SCUMM would go on to be used for the company's next game, Zak McKracken and many other titles into the 1990s.
"One of the innovation that Maniac Mansion had over the Sierra games were scrolling screens," says Gilbert. "This presented a big technical challenge for me. I spent months -- months! -- hand-tuning 6502 assembly to get that screen to scroll and now I could just do it in PowerPoint," he joked.
He also had to create a custom art tool which, over several iterations, crunched the hand-drawn backgrounds down to 256 characters "but still retained a lot of the charm of Gary's art."
SCUMM was truly multitasking system -- for example, the clock in the mansion's lobby was its own script and ran in its own process. Thinking about the game "as small independent chunks and objects became a mainstay of how you programmed in the SCUMM system," says Gilbert.
One famous line from the game's dialogue is "Bernard! Don't be a tuna head!" This peculiar quote is well known to fans -- but, says Gilbert, originally this was supposed to be "don't be a shit head!" Gilbert and Winnick got in a huge fight with management over the line, but were asked to only keep it in if they could think of a good reason.
They couldn't, and the line was changed. However, Gilbert says that he went with "tuna head" as a subtle form of protest -- something that would stand out.
However, the team, over the two years of development, worked many seven day weeks, "late into the night for many months," with fundamental concerns. "Is this going to work? Is this a good game? Or are we just wasting our time?"
Gilbert talked about the famous "hamster in the microwave" sequence, in which some characters are willing to blow up the cute little critter. "We just completely laughed our asses off," says Gilbert. However, it also shows "the power of the SCUMM system -- it only took a few minutes to draw and script that game and it was fast and fun to put things into SCUMM games."
Later, he says, the team were able to crate Monkey Island "in an almost an improv fashion," thanks to SCUMM.
However, since "You could use any object with any other object and if it made sense we let [players] do it -- wire up and let them screw themselves." It's possible in many, many instances in the game to use unique items at the wrong spot and lose them, or never pick up items and lose access to them. In short, it's very simple to get into an unwinnable situation in Maniac Mansion.
Says Gilbert, "It's not that we were trying to be cruel or vindictive, it's just that we were being naive. It was so easy to wire this stuff up we didn't think through the implications."
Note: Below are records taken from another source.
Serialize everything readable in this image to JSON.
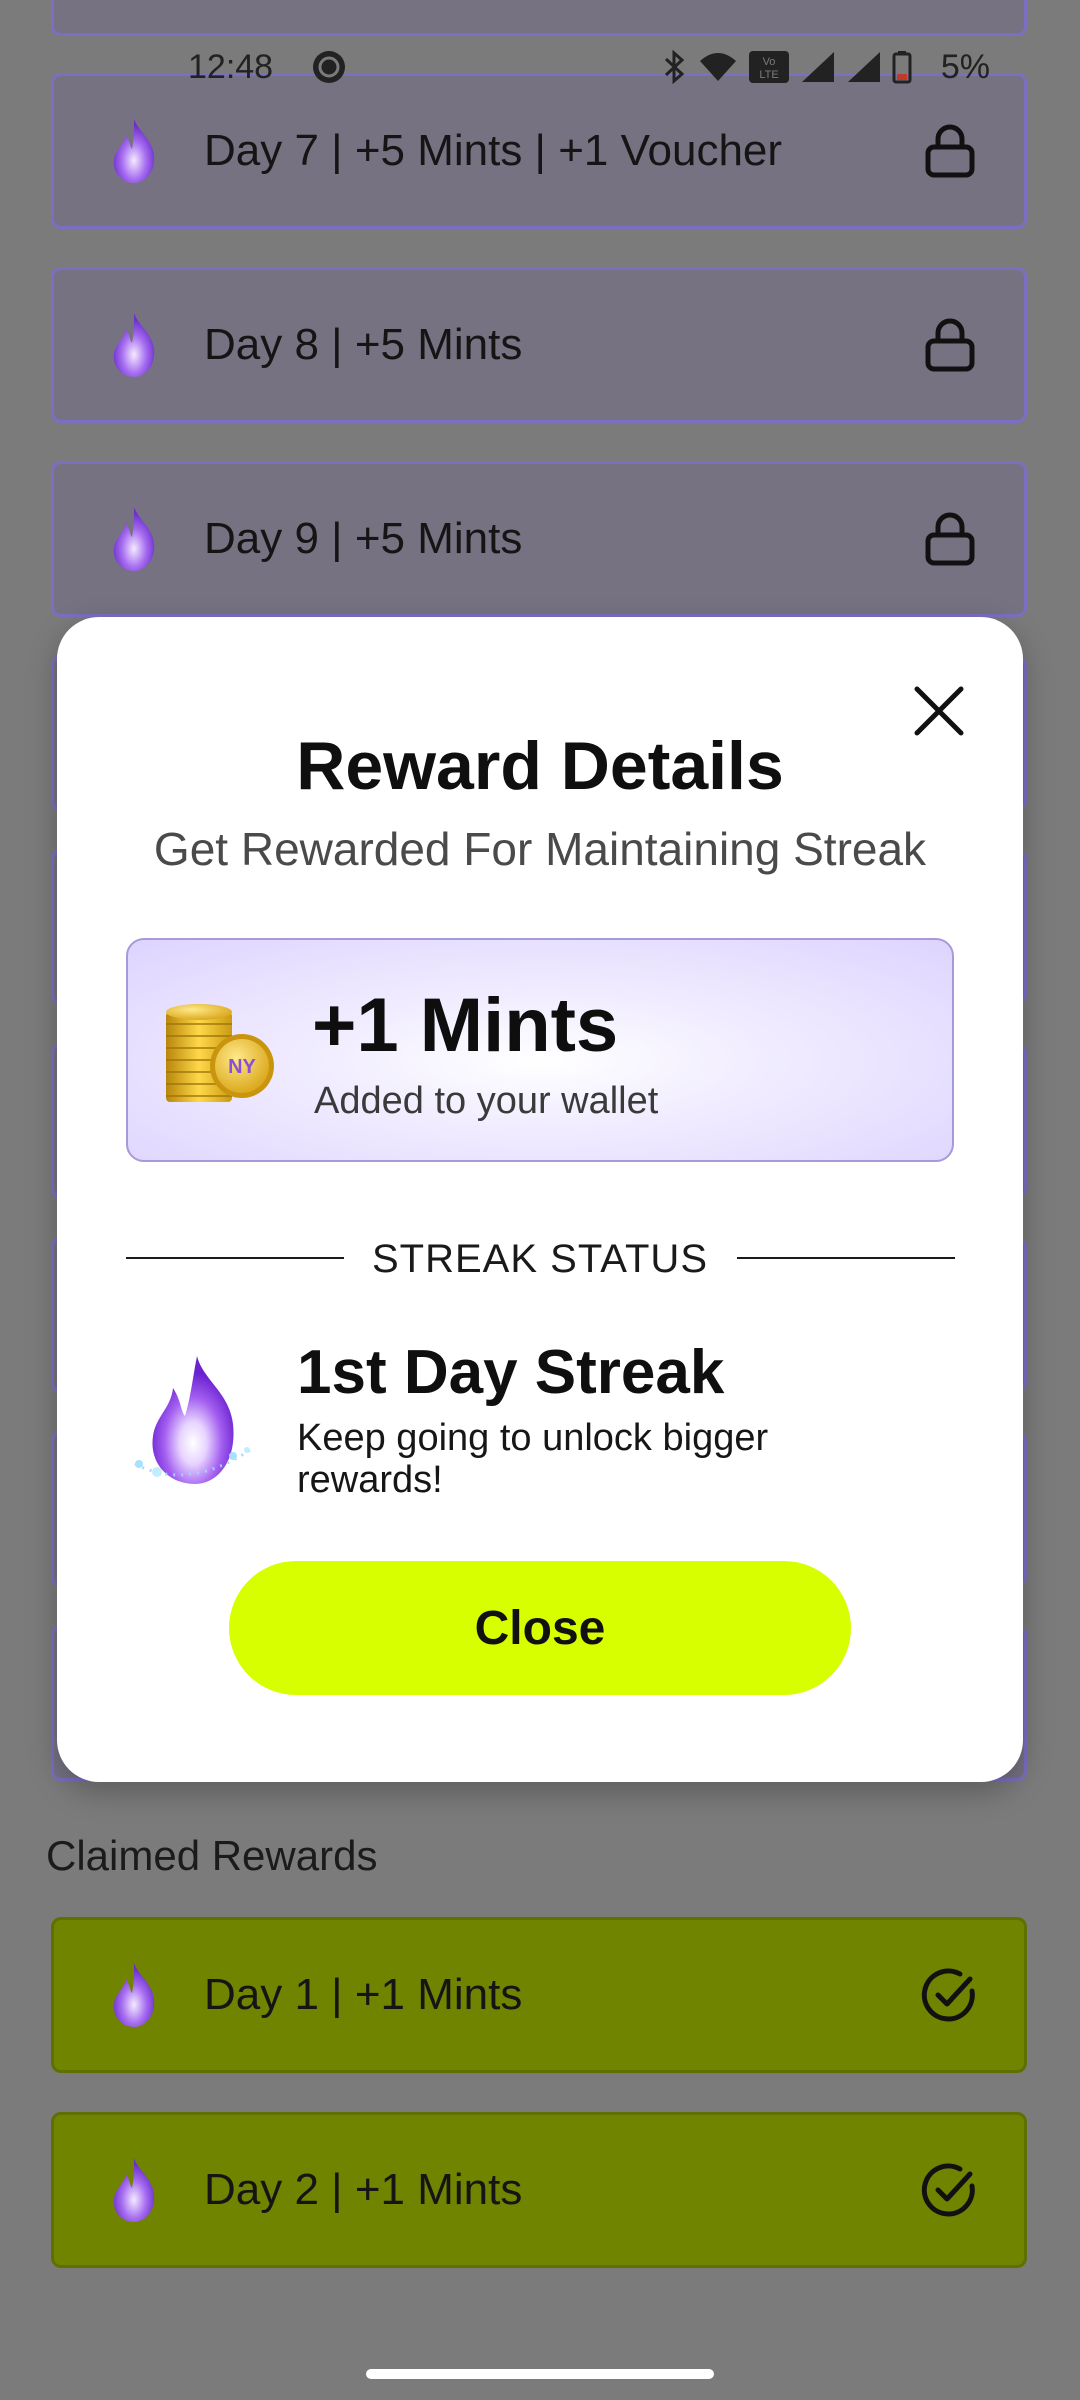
{
  "status_bar": {
    "time": "12:48",
    "battery_percent": "5%",
    "icons": [
      "whatsapp-icon",
      "bluetooth-icon",
      "wifi-icon",
      "volte-icon",
      "signal-icon",
      "signal-icon",
      "battery-icon"
    ]
  },
  "background_list": {
    "locked_items": [
      {
        "label": "Day 7 | +5 Mints | +1 Voucher",
        "icon": "lock-icon"
      },
      {
        "label": "Day 8 | +5 Mints",
        "icon": "lock-icon"
      },
      {
        "label": "Day 9 | +5 Mints",
        "icon": "lock-icon"
      }
    ],
    "claimed_title": "Claimed Rewards",
    "claimed_items": [
      {
        "label": "Day 1 | +1 Mints",
        "icon": "check-circle-icon"
      },
      {
        "label": "Day 2 | +1 Mints",
        "icon": "check-circle-icon"
      }
    ]
  },
  "modal": {
    "title": "Reward Details",
    "subtitle": "Get Rewarded For Maintaining Streak",
    "reward": {
      "amount": "+1 Mints",
      "caption": "Added to your wallet",
      "coin_badge": "NY"
    },
    "section_label": "STREAK STATUS",
    "streak": {
      "title": "1st Day Streak",
      "description": "Keep going to unlock bigger rewards!"
    },
    "close_label": "Close"
  },
  "colors": {
    "accent_button": "#d7ff00",
    "locked_border": "#7c6fc3",
    "claimed_bg": "#718400",
    "overlay": "#7b7b7b"
  }
}
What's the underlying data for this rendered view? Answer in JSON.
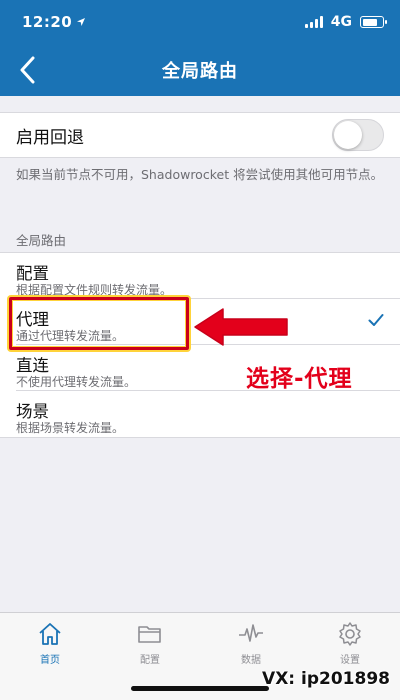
{
  "status_bar": {
    "time": "12:20",
    "network": "4G",
    "battery_level": 0.75
  },
  "nav": {
    "title": "全局路由",
    "back_icon": "chevron-left-icon"
  },
  "fallback": {
    "label": "启用回退",
    "enabled": false,
    "footnote": "如果当前节点不可用，Shadowrocket 将尝试使用其他可用节点。"
  },
  "routes": {
    "header": "全局路由",
    "items": [
      {
        "title": "配置",
        "subtitle": "根据配置文件规则转发流量。",
        "selected": false
      },
      {
        "title": "代理",
        "subtitle": "通过代理转发流量。",
        "selected": true
      },
      {
        "title": "直连",
        "subtitle": "不使用代理转发流量。",
        "selected": false
      },
      {
        "title": "场景",
        "subtitle": "根据场景转发流量。",
        "selected": false
      }
    ]
  },
  "annotation": {
    "text": "选择-代理",
    "color": "#e3001b"
  },
  "tab_bar": {
    "tabs": [
      {
        "label": "首页",
        "icon": "home-icon",
        "active": true
      },
      {
        "label": "配置",
        "icon": "folder-icon",
        "active": false
      },
      {
        "label": "数据",
        "icon": "activity-icon",
        "active": false
      },
      {
        "label": "设置",
        "icon": "gear-icon",
        "active": false
      }
    ]
  },
  "watermark": "VX: ip201898",
  "colors": {
    "accent": "#1a73b5",
    "highlight_border": "#c9001b"
  }
}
Moreover, LucasFilm Games had one tester who "would play the game and jot down notes."
This was the first game LucasFilm Games (later LucasArts) published itself, and the entire game fit into 320 kilobytes. Unfortunately, a few weeks after it went on sale, Toys R Us pulled it from shelves because the word "lust" was printed on the back of the box and a patron complained to the company -- necessitating a reworking of the copy.
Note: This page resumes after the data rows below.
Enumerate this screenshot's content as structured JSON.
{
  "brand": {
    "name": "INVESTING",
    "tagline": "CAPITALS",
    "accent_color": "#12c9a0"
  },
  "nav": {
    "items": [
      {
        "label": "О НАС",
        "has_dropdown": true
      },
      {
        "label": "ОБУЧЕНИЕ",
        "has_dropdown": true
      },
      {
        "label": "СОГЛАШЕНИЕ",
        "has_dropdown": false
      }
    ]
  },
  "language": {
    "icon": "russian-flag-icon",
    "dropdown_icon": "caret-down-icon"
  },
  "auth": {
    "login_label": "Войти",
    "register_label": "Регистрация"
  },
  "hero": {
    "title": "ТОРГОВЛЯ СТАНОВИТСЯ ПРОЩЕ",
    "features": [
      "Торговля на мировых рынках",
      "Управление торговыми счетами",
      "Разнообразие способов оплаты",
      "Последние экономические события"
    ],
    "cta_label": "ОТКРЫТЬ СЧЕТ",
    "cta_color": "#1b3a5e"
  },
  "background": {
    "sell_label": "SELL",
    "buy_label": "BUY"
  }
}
The game was also ported to the NES, where the original credits included a line for the designers of the "NES SCUMM system." Nintendo misunderstood and objected to this phrase - "Why would we insult their console machine like that?" Gilbert recalled Nintendo asking. Lucas was unable to explain the true meaning to Nintendo and "in the end we just shook our heads and removed it," along with a number of suggestive images.
"It's really easy to look back at games like Maniac Mansion through this lens of nostalgia, and look at what they came and make assumptions about what they were before they became anything, but for us, Maniac Mansion was just a game," Gilbert concluded.
"We loved it, and we hated it, and our only dream for it was that it wouldn't run the company out of business.
"We had a bunch of fun ideas but we didn't have a vision for the future. We just wanted to make a game and not get fired.
"We had no idea what we were doing, none whatsoever, and I think that's an important lesson, because sometimes you just need to do things, and sometimes thinking too much and knowing too much can hurt more than it can help."